Friday, 7 February 2014

A Year On...

This post has been written for The Adoption Social, this week’s theme is ‘A Year On’. #WASO         

This time last year my husband and I would have probably just got home from work and eaten our dinner sat in front of the T.V. We would have been planning and discussing the meetings that were taking place between our social worker and the girl’s social worker to discuss our suitability as possible parents for them. We would have been getting excited, planning their rooms, thinking about how our lives would change for the better and putting the finishing touches to the welcome book.

Well, nearly a year on and we have three little girls upstairs settling down for bed. To say it has been interesting and challenging is an understatement. Relaxed dinners in front of the T.V. are few and far between. Lie-ins and weekends away are no longer part of our lives. I don’t think anything could have prepared us for the change that was, and is still, going on in our lives. In hindsight I think we were idealistic and naive about adopting a sibling group of three. I think I thought I was superwoman, that I would be able to cope with anything, have bundles of energy and would have the patience of a saint. WELL, I couldn’t have been more wrong!! Ha! Having said all that I believe we made the right decision to bring them into our family and they do bring light and laughter into our home (sometimes).

A year on from now, where do I hope we will be?

God willing we will have four children, three girls and one boy. I hope that as I continue to receive the support I am currently seeking that it will enable me to become a happier, more relaxed and playful mother. I hope I will be able to give myself a break, expect less and laugh more. I want to be able to let the little things go and focus on what’s important.

It will be interesting to review this post in a year and see if I have been able to achieve the goals that I would like to – Here’s to the next 12 months! 

Sunday, 2 February 2014

Game of Limbo anyone?

Friday morning my husband and I glared into the roaring fire. Sitting side by side we could barely utter a word.

The day had arrived.

Birth family were in court appealing the decision for the adoption order to be made.

Our stomach's churned, we felt so anxious, so helpless, so out of control.

We watched the clock, waiting for the hearing to begin.

We tried discussing holiday options, birthdays and anything else nice that we could think of. However, it did not shake the nerves.

As the morning rolled on my husband left for work and I went to pick up our youngest from nursery. As my phone vibrated I anxiously slide my finger across the green line. "Hello", I said nervously. It was my hubby ringing with an update. He said "Do you want the good news or the not so good news?" My heart sank. What had gone wrong? Had the court date been postponed again?
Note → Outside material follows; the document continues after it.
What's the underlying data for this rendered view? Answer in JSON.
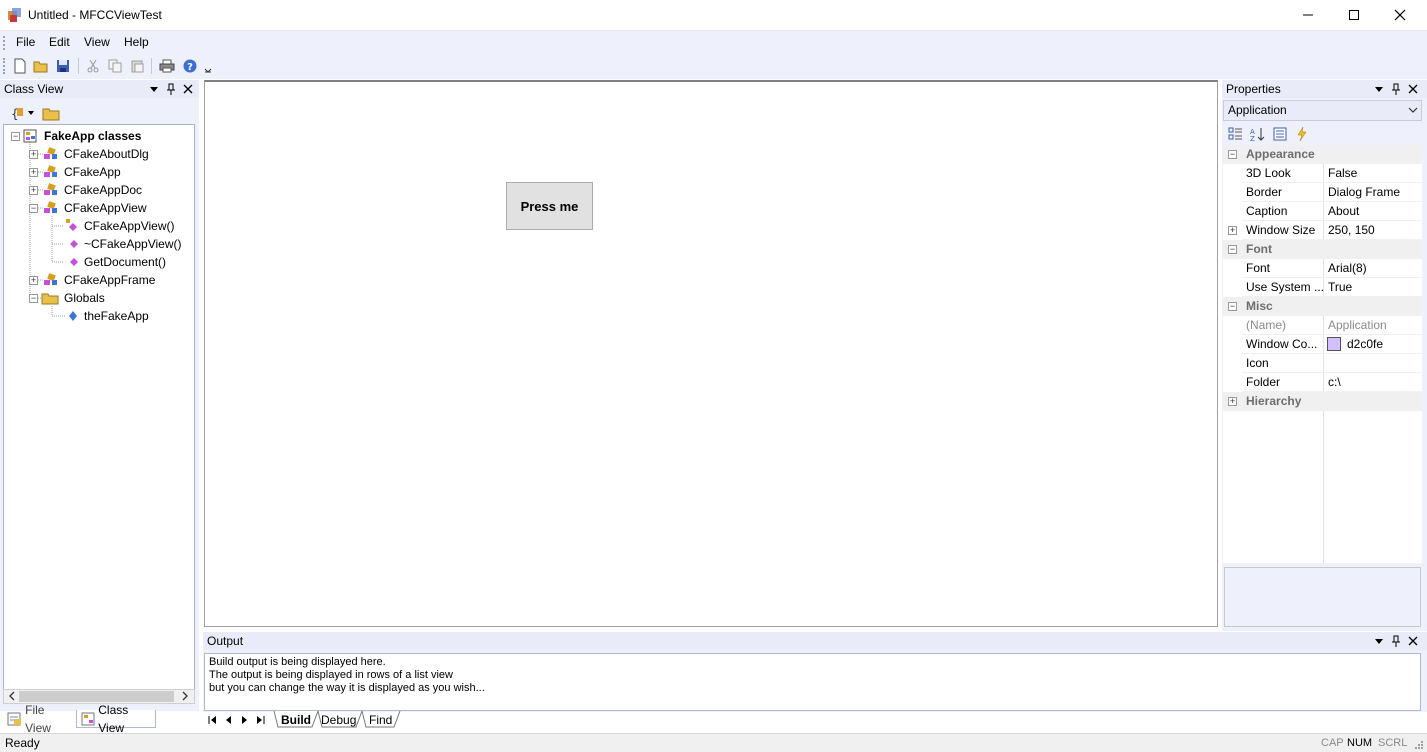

The adoption order had been made - Phew!! So what was the 'not so good news?' Birth
family could still appeal the Order!! WHAT??!!! Neither of us could believe it. This hadn't been explained to us.

Later on that day I spoke to the courts. A nice woman explained to me what would happen next and tried to reassure me that things are moving forward and that the family may not even appeal. Our paperwork can still be processed and a Celebration Day date can be penciled in to the court's diary.

I wanted to relax, to switch off and celebrate. However, it all feels too early.

We are now in a position where we are waiting to hear if the family will lodge an appeal and. if they do, we will have to sit through another court date and wait for another judge to make a decision.

The whole process seems unfair, drawn out and unnecessary. I'm all for the birth family having rights and a chance to change and to have their birth children returned to them. But surely not after their children have been given a new family and told that this is forever.

To top it off the girl's social worker was not able to attend court and is away for the next week. So we are not able to talk this through with her or have any direct contact with the team.

So the waiting game continues at least for another week, but this could stretch for another month or so. We will continue to bond and care for these children with this cloud of uncertainty hanging over us.